  • Free Skype Call

    Skype Me™!
  • Twitter

    NZbizadvice on Twitter
  • Testimonials

    "Mark has been working with me since May 2004 on many aspects of my business.

    He is very approachable & offers me practical advice and his communication skills are excellent. I would have to say Mark gives his all and is determined to help his clients succeed".

    Owner, Small Pet Shop

    "Mark Gwilliam and his team at Business Advisory Accounting & Tax Services has been my full service accounting department for many years for my companies.

    I rely on the fast, friendly and accurate information they provide me to analyse and concentrate on running my business. Any information that I need is readily available. To eliminate the costs and hassles of in-house accounting, I highly recommend Mark's team."

    Owner, Medium sized building business
  • Recommended business products

    Domain Registrations starting at $9.98* Stock Photos, Royalty Free Stock Photography, Photo Search

Why your bank account may not reflect the sales that you have made

If you are just starting out with your small business, it could be that you are not too comfortable with the “ins” and “outs” of financial management. You may have been misled into thinking that your bank account is a good way to measure the sales that your business has made in a certain period of time.

To understand why your bank account is not an accurate reflection of your sales, there are a couple of things that need to be taken into account.

You need to realise that your bank account balance is the result of all the cash debits and credits that your business has incurred in a certain period. Debits are money items that were charged to your bank account and include cheques, cash withdrawals, and direct debits that were used to pay for the various expenses that your business incurred.

For example, if you had to pay rental fees for your office space, you may have written a cheque to your landlord and it would have been deducted from your account balance.

Credits are all deposits that are made to your account. If a customer wants to pay you for some goods he bought, he would pay the money directly into your account.

If you earn any interest on your account, that amount will be credited as well. Your bank balance reflects all the cash that your business earns and pays out, not simply the cash that is generated by sales.

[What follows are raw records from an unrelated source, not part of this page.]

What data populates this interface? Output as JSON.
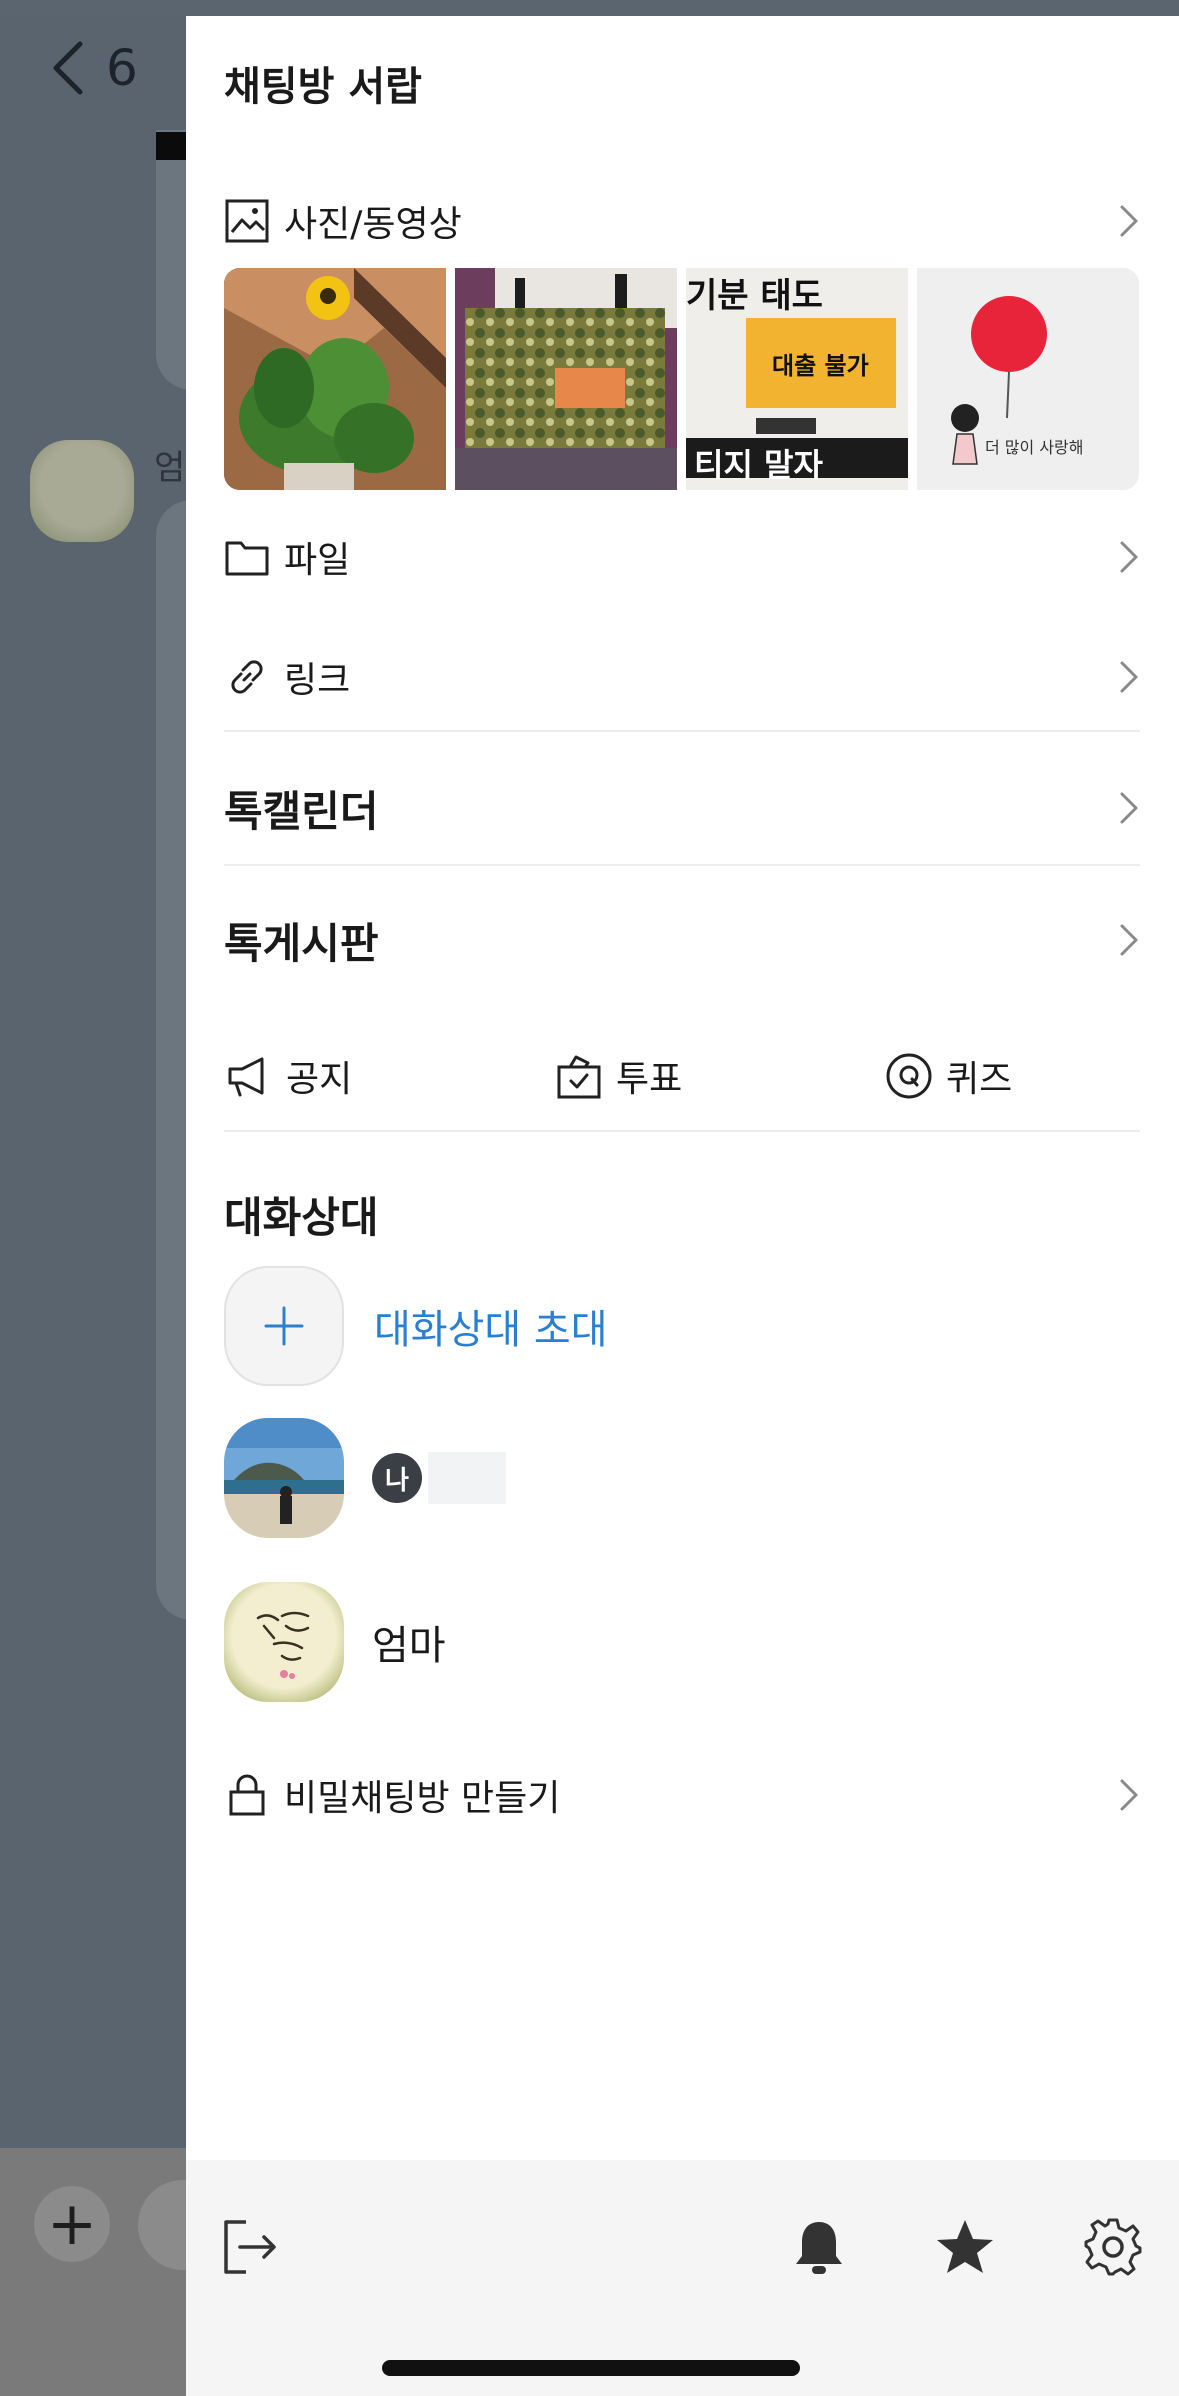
{
  "background": {
    "back_count": "6",
    "sender_initial": "엄"
  },
  "drawer": {
    "title": "채팅방 서랍",
    "media": {
      "label": "사진/동영상",
      "icon": "photo-icon"
    },
    "files": {
      "label": "파일",
      "icon": "folder-icon"
    },
    "links": {
      "label": "링크",
      "icon": "link-icon"
    },
    "calendar": {
      "label": "톡캘린더"
    },
    "board": {
      "label": "톡게시판"
    },
    "quick": {
      "notice": "공지",
      "vote": "투표",
      "quiz": "퀴즈"
    },
    "members_title": "대화상대",
    "invite_label": "대화상대 초대",
    "me_badge": "나",
    "members": [
      {
        "name": "엄마"
      }
    ],
    "secret_chat": "비밀채팅방 만들기"
  },
  "thumbs": {
    "thumb3_top": "기분 태도",
    "thumb3_mid": "대출 불가",
    "thumb3_bottom": "티지 말자",
    "thumb4_caption": "더 많이 사랑해"
  },
  "colors": {
    "accent": "#2a7fd0",
    "drawer_bg": "#ffffff",
    "overlay": "#59646e",
    "bottom_bar": "#f5f5f5"
  }
}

The other thing you need to consider is accounts receivable. Most businesses will allow their customers to pay for their purchases after a certain amount of time has passed from the actual date of purchase. If a business has accounts receivable, it means that the sale has been made, but the money for the sale has yet to be collected.

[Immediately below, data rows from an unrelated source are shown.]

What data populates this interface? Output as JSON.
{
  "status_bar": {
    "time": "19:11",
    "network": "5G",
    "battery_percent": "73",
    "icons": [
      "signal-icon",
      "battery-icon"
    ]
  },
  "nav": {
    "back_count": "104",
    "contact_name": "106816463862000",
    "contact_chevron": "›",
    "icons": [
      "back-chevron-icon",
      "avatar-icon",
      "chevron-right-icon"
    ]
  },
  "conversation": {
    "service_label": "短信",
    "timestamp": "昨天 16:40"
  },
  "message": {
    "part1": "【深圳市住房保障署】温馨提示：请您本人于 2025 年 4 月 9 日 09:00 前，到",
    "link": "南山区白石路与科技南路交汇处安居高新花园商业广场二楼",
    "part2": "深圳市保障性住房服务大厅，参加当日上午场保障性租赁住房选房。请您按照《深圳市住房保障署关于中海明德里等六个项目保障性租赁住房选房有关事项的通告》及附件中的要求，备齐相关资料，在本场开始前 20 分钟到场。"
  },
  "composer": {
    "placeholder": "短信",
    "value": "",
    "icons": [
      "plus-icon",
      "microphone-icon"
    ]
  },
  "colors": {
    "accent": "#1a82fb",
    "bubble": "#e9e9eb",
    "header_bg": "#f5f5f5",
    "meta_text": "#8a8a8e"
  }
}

Since a bank account only shows cash transactions that have already taken place, accounts receivable aren’t reflected in its balance. Depending on the type of industry you’re in, accounts receivable can make up a substantial part of your sales revenue. So referring to your account balance for an indication of how well your sales are doing could lead to false conclusions.

To understand how well your businesses sales are doing, it would be much more advisable for you to look at your profit and loss statement. This financial statement has an item called gross profit incorporated into it which reflects only the revenue that is generated by a businesses sales less any direct costs of production.

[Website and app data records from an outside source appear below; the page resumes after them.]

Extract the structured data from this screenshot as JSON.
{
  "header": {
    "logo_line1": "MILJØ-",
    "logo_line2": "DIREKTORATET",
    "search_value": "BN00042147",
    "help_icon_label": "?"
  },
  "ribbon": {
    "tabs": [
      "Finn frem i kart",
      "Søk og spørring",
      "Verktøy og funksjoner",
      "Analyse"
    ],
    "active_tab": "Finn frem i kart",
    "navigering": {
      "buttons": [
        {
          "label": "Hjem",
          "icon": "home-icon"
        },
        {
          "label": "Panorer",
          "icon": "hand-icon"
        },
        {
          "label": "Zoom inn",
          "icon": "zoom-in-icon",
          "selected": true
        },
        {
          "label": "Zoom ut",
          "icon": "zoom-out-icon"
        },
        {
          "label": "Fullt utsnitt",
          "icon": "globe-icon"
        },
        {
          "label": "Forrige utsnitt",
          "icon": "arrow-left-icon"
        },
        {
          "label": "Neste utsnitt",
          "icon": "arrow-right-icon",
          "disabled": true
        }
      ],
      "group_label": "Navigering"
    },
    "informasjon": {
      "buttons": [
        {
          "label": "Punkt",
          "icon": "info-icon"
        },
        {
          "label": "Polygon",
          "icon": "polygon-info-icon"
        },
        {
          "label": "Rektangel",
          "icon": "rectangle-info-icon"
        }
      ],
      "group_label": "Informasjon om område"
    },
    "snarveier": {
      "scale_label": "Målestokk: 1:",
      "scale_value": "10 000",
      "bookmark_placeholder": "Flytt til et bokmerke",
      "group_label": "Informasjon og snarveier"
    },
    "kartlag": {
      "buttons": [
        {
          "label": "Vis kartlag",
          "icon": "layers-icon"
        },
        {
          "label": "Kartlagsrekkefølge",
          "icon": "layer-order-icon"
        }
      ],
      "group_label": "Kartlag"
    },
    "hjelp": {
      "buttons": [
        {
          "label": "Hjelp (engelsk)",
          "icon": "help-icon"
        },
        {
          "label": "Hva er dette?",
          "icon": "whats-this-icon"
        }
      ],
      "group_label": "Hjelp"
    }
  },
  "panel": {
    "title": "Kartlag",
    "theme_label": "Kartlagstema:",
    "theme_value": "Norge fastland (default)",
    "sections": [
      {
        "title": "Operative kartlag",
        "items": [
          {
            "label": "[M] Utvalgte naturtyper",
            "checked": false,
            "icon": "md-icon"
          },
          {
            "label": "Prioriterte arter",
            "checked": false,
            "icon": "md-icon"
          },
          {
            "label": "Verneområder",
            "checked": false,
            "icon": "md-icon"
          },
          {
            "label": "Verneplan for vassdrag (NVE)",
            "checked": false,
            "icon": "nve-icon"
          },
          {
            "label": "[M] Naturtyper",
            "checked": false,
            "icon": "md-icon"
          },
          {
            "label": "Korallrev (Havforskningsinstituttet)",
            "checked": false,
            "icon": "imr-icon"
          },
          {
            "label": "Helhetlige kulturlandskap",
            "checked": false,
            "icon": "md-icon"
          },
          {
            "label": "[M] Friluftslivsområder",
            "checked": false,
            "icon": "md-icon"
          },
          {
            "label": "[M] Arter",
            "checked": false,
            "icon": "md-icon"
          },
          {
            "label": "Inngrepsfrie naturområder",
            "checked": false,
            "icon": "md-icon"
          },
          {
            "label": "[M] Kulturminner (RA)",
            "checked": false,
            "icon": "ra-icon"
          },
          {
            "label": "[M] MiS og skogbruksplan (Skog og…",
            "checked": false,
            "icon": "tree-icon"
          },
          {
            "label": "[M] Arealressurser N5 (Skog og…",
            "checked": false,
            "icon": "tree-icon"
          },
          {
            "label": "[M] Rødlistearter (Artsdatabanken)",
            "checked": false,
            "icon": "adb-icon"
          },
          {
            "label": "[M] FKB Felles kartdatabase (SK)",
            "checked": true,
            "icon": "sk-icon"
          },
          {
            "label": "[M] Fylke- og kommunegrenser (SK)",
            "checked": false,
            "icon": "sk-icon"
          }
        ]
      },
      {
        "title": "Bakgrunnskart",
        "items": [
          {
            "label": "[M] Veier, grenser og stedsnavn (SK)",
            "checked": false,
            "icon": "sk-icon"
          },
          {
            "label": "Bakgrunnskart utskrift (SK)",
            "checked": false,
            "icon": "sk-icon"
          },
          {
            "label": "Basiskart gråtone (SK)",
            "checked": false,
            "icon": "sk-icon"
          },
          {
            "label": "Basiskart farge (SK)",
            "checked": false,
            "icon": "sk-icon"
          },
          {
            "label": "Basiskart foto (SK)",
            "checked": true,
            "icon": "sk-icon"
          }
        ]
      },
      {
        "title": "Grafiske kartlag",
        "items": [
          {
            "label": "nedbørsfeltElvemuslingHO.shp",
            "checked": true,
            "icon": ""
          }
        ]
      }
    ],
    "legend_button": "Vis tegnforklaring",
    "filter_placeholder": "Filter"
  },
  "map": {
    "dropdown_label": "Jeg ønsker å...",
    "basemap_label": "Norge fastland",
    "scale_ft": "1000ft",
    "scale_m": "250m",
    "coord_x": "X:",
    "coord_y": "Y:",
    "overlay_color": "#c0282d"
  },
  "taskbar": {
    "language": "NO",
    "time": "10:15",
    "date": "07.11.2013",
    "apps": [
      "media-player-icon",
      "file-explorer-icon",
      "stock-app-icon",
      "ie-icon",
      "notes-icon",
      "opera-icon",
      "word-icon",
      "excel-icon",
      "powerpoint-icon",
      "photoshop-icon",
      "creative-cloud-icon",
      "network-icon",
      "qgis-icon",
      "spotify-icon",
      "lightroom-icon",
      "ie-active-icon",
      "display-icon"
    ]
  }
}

For those of you who are interested in learning more about small business accounting have a look at my article How to Prepare a Budget.

Add a comment